§ **ASSIGNMENT**
Copy out every line of the data where the word "timestamp" is found.

══════════════════════════════

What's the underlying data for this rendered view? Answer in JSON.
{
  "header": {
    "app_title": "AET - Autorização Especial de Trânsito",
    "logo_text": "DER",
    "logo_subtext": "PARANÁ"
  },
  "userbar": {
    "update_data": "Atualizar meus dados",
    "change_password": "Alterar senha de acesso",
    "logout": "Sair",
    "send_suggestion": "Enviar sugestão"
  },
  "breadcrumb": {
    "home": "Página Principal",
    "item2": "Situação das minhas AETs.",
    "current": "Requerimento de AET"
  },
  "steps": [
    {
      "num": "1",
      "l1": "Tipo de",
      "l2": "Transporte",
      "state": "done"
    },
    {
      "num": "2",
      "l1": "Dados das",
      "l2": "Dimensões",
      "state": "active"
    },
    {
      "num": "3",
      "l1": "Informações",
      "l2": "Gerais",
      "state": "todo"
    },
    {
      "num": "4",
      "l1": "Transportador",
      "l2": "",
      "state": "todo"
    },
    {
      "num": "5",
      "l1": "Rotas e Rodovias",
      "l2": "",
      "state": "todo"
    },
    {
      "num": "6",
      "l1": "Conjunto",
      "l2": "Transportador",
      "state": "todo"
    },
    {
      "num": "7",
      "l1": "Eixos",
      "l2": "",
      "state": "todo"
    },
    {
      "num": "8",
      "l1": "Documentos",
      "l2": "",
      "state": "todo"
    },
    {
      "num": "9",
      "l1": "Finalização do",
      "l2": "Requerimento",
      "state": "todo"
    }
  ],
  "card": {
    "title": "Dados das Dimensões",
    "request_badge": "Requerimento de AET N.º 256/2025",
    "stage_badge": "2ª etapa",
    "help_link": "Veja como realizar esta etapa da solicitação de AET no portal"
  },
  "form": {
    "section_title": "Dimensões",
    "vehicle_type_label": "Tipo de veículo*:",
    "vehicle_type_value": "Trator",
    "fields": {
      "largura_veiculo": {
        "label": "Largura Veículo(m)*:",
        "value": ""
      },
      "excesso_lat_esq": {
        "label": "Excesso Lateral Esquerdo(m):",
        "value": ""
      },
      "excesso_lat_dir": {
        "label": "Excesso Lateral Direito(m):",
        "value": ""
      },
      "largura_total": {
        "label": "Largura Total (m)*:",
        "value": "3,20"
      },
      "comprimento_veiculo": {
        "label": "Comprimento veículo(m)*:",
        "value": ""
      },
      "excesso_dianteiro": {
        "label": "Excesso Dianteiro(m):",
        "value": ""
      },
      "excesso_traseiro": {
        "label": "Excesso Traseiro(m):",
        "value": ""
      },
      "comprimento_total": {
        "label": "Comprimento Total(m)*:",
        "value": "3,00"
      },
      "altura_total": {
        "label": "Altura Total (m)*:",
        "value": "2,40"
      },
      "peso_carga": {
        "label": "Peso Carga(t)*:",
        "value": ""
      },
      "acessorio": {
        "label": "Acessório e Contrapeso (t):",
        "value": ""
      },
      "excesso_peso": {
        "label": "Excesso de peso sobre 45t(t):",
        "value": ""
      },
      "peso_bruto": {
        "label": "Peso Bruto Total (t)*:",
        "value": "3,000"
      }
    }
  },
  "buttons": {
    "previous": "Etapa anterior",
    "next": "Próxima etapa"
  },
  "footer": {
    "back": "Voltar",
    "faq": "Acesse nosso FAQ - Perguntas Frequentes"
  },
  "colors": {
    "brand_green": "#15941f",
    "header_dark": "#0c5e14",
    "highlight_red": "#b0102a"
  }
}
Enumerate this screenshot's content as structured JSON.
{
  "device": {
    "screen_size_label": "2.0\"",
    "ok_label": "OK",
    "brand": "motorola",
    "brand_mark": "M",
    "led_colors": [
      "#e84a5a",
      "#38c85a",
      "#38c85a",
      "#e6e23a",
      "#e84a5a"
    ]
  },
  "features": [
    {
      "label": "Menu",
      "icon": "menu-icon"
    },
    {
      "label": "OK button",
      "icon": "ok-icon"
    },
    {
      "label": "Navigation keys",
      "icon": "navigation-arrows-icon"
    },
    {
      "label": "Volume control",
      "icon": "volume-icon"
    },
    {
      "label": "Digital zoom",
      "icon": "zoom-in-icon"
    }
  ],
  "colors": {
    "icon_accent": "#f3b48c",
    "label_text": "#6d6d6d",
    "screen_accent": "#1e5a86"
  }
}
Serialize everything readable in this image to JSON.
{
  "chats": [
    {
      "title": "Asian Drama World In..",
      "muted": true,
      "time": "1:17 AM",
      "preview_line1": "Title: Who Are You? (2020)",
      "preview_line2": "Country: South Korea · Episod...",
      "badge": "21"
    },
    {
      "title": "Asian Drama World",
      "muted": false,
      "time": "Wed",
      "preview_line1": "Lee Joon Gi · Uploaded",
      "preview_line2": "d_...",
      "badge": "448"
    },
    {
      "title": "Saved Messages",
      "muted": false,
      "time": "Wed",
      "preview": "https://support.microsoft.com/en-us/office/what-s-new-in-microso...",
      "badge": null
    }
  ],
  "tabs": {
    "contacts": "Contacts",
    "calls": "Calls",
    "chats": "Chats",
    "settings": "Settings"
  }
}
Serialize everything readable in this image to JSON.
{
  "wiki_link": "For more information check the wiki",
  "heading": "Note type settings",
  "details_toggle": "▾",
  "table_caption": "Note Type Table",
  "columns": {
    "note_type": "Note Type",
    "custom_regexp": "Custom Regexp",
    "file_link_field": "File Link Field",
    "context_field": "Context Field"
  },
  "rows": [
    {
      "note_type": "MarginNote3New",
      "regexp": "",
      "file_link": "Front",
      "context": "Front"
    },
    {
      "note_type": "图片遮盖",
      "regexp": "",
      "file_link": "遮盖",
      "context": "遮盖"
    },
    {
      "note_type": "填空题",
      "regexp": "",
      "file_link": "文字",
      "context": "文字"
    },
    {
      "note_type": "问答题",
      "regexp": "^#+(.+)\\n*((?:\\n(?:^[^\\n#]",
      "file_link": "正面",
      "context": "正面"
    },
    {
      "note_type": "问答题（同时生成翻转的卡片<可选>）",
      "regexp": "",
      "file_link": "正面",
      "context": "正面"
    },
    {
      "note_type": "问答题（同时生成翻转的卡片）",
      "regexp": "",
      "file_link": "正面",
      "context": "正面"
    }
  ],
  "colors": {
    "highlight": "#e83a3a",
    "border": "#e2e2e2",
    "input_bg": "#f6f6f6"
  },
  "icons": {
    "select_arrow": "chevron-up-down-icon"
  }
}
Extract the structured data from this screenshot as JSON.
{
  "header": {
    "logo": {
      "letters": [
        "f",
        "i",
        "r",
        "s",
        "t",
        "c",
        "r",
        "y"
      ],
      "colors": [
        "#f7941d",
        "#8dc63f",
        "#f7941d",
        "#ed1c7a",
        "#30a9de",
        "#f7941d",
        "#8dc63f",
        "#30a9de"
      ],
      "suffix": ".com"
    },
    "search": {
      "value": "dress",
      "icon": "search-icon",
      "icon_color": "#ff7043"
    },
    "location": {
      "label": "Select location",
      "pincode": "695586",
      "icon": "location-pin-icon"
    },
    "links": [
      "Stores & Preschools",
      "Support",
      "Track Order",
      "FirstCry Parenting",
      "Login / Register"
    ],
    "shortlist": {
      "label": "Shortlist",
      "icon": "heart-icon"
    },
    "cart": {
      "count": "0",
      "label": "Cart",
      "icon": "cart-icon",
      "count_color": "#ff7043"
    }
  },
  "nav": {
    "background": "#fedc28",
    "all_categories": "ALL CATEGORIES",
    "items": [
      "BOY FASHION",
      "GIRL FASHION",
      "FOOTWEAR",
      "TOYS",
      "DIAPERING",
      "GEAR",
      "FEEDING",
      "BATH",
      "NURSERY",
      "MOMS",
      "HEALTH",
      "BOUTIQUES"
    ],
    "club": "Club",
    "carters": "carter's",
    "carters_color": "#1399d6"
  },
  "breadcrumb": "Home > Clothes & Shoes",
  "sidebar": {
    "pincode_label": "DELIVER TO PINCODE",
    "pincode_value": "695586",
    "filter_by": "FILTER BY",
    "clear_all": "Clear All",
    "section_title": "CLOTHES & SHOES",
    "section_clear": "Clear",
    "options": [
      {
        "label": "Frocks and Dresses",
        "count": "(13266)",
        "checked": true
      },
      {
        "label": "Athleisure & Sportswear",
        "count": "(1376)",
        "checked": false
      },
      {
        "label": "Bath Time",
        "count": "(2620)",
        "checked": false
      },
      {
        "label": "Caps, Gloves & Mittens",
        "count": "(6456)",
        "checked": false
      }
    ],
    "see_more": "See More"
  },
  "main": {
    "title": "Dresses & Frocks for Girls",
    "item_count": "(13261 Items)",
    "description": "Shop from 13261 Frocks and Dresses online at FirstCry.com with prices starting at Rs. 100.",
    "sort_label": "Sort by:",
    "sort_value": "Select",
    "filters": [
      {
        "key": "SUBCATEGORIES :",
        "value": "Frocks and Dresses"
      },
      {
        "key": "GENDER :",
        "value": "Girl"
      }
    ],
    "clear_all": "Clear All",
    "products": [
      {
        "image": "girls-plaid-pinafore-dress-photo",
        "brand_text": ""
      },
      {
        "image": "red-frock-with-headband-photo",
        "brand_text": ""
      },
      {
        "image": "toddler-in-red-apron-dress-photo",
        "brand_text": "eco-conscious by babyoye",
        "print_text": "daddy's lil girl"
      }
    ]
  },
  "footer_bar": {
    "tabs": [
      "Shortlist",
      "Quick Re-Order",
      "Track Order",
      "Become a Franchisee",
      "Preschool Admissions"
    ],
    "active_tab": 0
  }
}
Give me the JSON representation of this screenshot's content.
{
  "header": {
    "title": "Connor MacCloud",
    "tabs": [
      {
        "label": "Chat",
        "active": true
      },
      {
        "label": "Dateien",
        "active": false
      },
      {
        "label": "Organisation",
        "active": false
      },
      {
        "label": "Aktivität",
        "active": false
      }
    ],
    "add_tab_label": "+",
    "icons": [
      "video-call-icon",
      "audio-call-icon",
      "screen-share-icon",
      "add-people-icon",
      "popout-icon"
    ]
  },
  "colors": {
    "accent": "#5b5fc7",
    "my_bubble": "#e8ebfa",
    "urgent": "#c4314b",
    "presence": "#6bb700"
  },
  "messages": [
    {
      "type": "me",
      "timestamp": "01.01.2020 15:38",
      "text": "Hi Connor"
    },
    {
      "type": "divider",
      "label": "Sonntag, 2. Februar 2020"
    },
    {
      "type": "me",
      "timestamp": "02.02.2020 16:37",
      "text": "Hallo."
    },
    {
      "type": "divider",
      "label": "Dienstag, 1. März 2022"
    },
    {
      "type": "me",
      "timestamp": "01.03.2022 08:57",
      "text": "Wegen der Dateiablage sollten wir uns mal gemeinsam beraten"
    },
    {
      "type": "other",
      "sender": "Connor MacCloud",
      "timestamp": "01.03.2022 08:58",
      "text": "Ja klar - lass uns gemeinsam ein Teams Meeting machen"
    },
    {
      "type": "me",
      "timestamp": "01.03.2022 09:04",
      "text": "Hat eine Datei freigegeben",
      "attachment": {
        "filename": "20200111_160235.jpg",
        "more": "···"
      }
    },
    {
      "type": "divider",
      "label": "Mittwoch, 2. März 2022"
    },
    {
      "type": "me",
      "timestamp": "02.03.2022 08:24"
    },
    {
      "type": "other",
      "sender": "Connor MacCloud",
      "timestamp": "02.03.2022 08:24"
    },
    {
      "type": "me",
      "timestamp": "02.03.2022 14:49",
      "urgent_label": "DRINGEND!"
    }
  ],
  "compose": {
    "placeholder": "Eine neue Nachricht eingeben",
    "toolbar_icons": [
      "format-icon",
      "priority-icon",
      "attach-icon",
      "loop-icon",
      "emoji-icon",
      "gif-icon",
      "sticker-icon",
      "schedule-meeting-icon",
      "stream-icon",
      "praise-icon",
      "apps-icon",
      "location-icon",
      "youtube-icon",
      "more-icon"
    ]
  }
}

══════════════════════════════

§ **SOLUTION**
      "timestamp": "01.01.2020 15:38",
      "timestamp": "02.02.2020 16:37",
      "timestamp": "01.03.2022 08:57",
      "timestamp": "01.03.2022 08:58",
      "timestamp": "01.03.2022 09:04",
      "timestamp": "02.03.2022 08:24"
      "timestamp": "02.03.2022 08:24"
      "timestamp": "02.03.2022 14:49",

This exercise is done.